"Once a problem has been identified, valued, and understood as a business risk, then the solution’s to that problem should be discussed in detail."
How to define your cyber security issuesSometimes the Board and execs don’t clearly state their agenda and become a “no” organization during initial discussions. This is not uncommon since their role is to identify what time, resources and investments should be delivered within the organization. The more research and insight given to these discussions, the easier their decision becomes. Unfortunately, most of that information is not brought to the table initially and requires several requests for additional resources and data to illuminate the challenge at hand. Boards need briefings and education sessions beyond only being asked when needed for something. They are made aware of current events, economics impacts, industry news and other relevant decision-making data. The IT security team can help by educating their Board during times they are not needed for a decision. This will help give the IT security team credibility and lay the groundwork for a better relationship when needing something down the road. A great example of this would be deciding the need for a security awareness training solution for your organization. Of course, you can start by simply listing a group of vendors, pricing, features, etc. But we know that’s the wrong approach because that is simply jumping right to the solution without discussing the problem in detail. First, you must discuss the problem statement, which is focused on human risk of cyber security. Your goal would be to educate your employees, so they have an understanding of cyber security best practices and to help lower your overall organizational risk with a cultural change and basic understanding of cyber security risks. Now, imagine this conversation taking place within your organization. Your entire effort is spent on getting the board to understand the problem first rather than just finding a solution. Explaining that over 95% of all security incidents involve human error might be a great way to open this conversation up. Now, imagine talking about very specific issues your organization could face when dealing with human error. What if your HR team opened a phishing email and gave away their credentials? What if your executive lost their laptop that was unencrypted? Talking openly about these issues will start to bring to light some of the risks associated with your problem statement.
Cultural differences and communication challenges to the boardExecutives are focused on the business as a whole and have a lot on their plate with trying to keep stakeholders happy – everyone is fighting for their time and priorities. As an IT security team, most of the time their priority is on security and only that. Sometimes this tunnel vision is something that discourages the team since they don’t realize why their group has the best interest of the executive team. Executive teams also need to realize they are not experts in every subject. They require an explanation of the investment being presented to them with clear evidence of how it will benefit the organization. Most organizations require a translator for this role. This role is someone that can take the technical discussion and risk-based assessment by the IT security team and translate it to “Board speak.” Simply saying security appliances and other investments are needed to protect from risks is not enough.
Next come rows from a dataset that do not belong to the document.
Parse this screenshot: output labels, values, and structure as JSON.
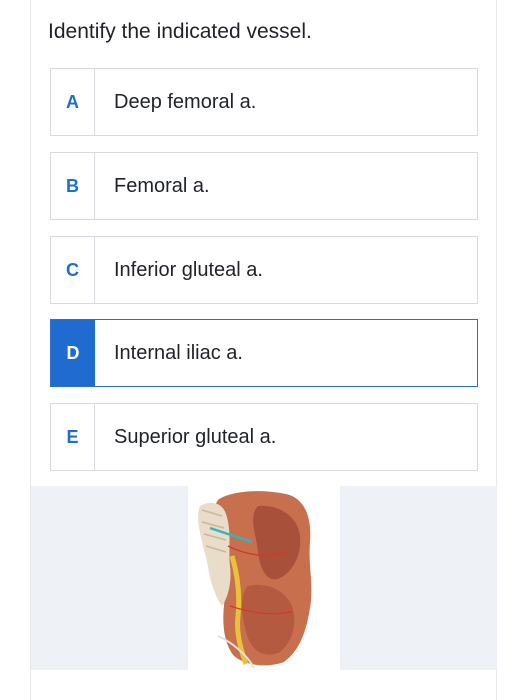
{
  "question": {
    "text": "Identify the indicated vessel."
  },
  "options": [
    {
      "letter": "A",
      "label": "Deep femoral a.",
      "selected": false
    },
    {
      "letter": "B",
      "label": "Femoral a.",
      "selected": false
    },
    {
      "letter": "C",
      "label": "Inferior gluteal a.",
      "selected": false
    },
    {
      "letter": "D",
      "label": "Internal iliac a.",
      "selected": true
    },
    {
      "letter": "E",
      "label": "Superior gluteal a.",
      "selected": false
    }
  ],
  "figure": {
    "subject": "anatomical-illustration-posterior-pelvis-and-thigh",
    "pointer_color": "#2bb7c9"
  },
  "colors": {
    "accent": "#1f6bd0",
    "text": "#1f2328",
    "border": "#d7dbe0",
    "figure_bg": "#eef1f5"
  }
}
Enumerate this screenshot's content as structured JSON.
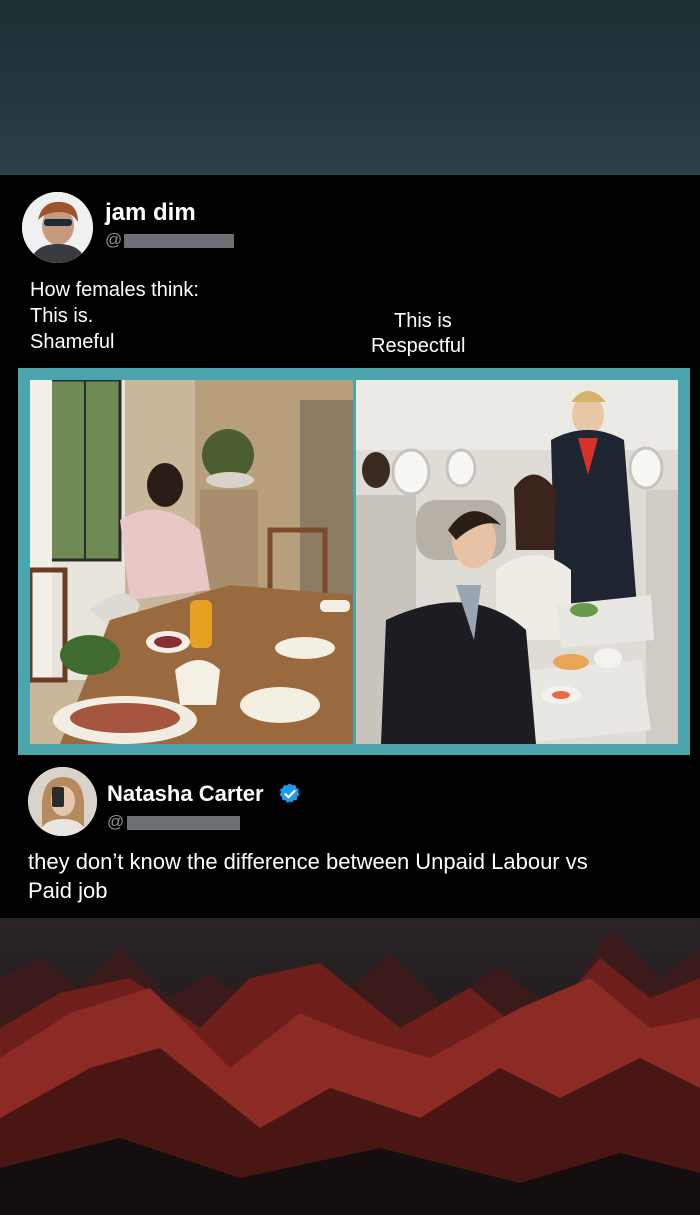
{
  "post": {
    "author_name": "jam dim",
    "handle_prefix": "@",
    "lines": [
      "How females think:",
      "This is.",
      "Shameful"
    ],
    "right_caption": [
      "This is",
      "Respectful"
    ]
  },
  "reply": {
    "author_name": "Natasha Carter",
    "handle_prefix": "@",
    "verified": true,
    "lines": [
      "they don’t know the difference between Unpaid Labour vs",
      "Paid job"
    ]
  },
  "images": {
    "left": "photo-woman-setting-dining-table",
    "right": "photo-airline-business-class-meal-service"
  },
  "colors": {
    "card_bg": "#000000",
    "frame": "#4aa5ad",
    "verified_blue": "#1d9bf0"
  }
}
Someone needs to literally break down exact scenarios on how this will affect your business when these threats happen. It's is not a matter of "if" but a matter of "when" an event will happen. Acknowledging that, an executive’s role in an organization is to define leadership and prioritize objectives based on risk and impact to the organization. The clear a message is on the impact of an attack and what can be done to lower the risk or prevent it, the easier the conversation will be to move forward with a solution. Often times, the only way to break up a silo discussion is to actually break the silo. In order to get someone to change their perspective, you must make them see the problem from a different angle. Imagine yourself in the shoes of the Board. They have to look at the enterprise risk and make decisions and investments for the business. As an IT security team, this can be hard to see since you are always looking out for your own investments within your group. Presenting the process from the Board's perspective and identifying enterprise business risk will open up the IT security team to a whole new appreciation for their role. On the other hand, having a Board look specifically at the IT security group can give them a great appreciation on how the team looks out to protect the organization. Although this exercise is not practiced often, have the opposite teams represent each other and their “silo” needs. The goal of the exercise is not to be a long and drawn out process. The goal is to change the perspective on how the business should approach different points of view of the risks their organization faces. With a change in perspective, priorities can be more easily understood and respected by all stakeholders and will open up a more refined discussion. If you've enjoyed reading this blog, take a look at this white paper called, Top Five Tips for Communicating Information Security to the Board.